Data for this task:

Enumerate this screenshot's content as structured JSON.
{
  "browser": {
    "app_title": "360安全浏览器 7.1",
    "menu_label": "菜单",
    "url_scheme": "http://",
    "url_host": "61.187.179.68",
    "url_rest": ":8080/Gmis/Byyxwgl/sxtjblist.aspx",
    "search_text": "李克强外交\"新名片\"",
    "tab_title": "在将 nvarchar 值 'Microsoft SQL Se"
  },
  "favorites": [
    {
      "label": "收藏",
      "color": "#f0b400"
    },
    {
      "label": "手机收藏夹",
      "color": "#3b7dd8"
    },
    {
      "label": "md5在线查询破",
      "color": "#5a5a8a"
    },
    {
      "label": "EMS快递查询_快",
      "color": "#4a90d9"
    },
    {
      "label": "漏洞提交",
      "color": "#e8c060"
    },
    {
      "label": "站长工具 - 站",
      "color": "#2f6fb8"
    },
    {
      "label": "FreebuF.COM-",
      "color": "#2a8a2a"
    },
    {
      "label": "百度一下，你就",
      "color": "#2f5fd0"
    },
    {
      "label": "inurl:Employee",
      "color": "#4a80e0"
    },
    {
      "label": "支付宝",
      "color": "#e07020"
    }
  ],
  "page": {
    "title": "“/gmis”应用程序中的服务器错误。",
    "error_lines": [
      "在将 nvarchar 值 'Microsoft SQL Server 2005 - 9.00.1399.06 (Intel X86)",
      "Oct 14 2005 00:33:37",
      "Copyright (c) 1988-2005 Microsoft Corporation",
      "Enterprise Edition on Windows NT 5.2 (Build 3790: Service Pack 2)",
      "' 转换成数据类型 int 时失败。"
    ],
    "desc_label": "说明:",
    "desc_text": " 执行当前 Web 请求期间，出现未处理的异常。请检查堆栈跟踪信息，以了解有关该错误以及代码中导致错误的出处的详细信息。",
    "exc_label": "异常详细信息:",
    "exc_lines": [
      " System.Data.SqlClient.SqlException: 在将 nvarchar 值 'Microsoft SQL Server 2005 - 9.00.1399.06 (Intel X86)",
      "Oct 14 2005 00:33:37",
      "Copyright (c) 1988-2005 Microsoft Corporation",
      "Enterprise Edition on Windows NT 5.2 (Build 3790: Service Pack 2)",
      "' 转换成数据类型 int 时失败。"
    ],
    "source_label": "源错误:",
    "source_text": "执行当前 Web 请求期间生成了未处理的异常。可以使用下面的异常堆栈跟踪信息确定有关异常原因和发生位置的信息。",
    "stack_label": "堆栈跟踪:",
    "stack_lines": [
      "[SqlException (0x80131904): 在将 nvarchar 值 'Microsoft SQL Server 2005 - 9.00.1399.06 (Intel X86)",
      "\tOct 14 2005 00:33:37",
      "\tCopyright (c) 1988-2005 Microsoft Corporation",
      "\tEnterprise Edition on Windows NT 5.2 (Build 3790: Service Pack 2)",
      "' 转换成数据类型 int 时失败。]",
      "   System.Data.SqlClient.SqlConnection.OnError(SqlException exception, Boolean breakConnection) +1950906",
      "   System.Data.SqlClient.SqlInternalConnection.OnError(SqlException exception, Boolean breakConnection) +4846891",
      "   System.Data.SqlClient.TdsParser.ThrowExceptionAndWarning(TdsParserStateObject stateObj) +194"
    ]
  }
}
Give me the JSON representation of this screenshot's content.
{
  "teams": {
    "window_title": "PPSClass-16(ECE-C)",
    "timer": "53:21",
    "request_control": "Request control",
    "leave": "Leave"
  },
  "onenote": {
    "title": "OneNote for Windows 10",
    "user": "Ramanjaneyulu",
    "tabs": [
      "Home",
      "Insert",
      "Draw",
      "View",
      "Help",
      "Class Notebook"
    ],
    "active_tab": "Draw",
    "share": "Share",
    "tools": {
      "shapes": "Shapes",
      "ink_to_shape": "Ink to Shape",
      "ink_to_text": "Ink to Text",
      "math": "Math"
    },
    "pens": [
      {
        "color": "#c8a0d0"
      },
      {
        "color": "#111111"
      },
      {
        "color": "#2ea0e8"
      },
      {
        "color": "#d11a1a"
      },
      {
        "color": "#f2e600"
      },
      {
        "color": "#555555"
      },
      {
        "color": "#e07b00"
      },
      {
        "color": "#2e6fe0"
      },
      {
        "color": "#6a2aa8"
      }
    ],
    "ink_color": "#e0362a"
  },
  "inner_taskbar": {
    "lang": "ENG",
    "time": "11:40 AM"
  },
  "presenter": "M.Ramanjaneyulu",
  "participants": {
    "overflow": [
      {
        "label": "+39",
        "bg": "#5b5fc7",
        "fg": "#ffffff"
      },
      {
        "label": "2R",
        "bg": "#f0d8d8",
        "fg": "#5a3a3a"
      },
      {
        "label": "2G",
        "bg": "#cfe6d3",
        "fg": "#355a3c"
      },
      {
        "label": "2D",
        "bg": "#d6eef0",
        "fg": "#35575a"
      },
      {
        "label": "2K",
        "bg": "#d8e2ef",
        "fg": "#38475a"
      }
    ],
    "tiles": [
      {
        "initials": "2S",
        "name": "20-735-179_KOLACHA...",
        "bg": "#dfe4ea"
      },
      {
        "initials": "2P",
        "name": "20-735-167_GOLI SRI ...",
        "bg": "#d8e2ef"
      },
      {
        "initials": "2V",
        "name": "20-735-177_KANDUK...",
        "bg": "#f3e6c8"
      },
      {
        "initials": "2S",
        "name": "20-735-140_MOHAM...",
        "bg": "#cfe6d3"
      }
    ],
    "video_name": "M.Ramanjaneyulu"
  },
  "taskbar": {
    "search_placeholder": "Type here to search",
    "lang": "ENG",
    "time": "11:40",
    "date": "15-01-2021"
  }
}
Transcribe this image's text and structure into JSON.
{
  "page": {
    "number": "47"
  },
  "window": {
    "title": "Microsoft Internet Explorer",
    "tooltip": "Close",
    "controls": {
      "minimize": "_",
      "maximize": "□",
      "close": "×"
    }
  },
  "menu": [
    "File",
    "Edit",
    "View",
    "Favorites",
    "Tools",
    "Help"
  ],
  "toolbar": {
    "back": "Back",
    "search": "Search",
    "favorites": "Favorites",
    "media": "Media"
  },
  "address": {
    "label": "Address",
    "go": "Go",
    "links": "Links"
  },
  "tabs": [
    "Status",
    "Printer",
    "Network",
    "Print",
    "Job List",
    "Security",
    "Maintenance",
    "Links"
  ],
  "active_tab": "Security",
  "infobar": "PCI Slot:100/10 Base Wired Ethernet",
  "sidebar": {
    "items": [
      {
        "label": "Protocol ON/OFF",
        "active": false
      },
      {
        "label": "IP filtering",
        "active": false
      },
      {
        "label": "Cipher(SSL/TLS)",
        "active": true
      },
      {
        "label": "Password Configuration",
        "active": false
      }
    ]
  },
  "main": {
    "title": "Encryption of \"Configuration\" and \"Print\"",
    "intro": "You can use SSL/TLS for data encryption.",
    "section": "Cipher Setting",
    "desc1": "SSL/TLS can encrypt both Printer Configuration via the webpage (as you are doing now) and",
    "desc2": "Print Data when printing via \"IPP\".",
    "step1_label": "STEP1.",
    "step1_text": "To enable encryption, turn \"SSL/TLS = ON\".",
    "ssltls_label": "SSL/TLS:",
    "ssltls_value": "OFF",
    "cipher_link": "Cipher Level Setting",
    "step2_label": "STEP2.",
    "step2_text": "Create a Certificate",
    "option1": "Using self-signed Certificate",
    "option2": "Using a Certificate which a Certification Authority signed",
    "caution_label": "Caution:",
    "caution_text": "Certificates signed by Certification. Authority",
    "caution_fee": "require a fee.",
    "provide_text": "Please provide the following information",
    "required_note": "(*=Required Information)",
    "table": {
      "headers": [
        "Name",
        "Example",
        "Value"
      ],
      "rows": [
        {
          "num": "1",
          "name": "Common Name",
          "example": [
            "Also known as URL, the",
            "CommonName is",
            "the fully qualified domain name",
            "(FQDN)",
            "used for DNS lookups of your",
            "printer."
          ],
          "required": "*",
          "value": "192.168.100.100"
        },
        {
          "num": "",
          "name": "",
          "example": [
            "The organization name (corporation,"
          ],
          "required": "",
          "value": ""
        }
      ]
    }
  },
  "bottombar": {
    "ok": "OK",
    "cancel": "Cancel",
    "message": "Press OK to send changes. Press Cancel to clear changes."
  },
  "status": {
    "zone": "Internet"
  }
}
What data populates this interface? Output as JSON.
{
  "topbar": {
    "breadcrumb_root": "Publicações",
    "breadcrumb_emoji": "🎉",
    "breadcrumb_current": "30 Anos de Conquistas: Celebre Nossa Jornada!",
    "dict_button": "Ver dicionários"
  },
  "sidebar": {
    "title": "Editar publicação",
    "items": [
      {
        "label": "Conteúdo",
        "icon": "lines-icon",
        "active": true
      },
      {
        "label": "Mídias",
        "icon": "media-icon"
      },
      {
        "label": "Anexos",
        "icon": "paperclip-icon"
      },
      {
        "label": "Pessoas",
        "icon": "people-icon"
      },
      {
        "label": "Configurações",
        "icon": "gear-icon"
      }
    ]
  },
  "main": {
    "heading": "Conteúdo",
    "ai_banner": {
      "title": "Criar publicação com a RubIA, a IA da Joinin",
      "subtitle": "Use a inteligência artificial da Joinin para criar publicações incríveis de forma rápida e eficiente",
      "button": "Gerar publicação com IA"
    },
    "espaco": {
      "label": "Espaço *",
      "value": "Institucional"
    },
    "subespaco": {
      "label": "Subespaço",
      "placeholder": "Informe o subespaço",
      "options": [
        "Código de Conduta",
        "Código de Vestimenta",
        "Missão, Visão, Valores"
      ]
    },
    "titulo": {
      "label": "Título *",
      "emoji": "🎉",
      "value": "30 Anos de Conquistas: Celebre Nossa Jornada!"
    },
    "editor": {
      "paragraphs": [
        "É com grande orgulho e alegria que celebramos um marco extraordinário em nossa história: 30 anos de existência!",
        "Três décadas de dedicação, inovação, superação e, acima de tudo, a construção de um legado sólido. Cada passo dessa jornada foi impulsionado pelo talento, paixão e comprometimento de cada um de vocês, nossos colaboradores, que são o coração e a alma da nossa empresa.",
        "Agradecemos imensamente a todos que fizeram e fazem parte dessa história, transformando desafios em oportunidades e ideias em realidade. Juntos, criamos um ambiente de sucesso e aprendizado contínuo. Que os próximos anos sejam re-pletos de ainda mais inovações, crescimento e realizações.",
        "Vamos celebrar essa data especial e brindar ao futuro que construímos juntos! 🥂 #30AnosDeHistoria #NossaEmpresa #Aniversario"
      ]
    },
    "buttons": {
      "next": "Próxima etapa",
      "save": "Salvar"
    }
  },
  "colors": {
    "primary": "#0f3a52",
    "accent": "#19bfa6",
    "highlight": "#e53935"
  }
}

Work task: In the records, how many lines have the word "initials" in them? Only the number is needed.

Task solution: 4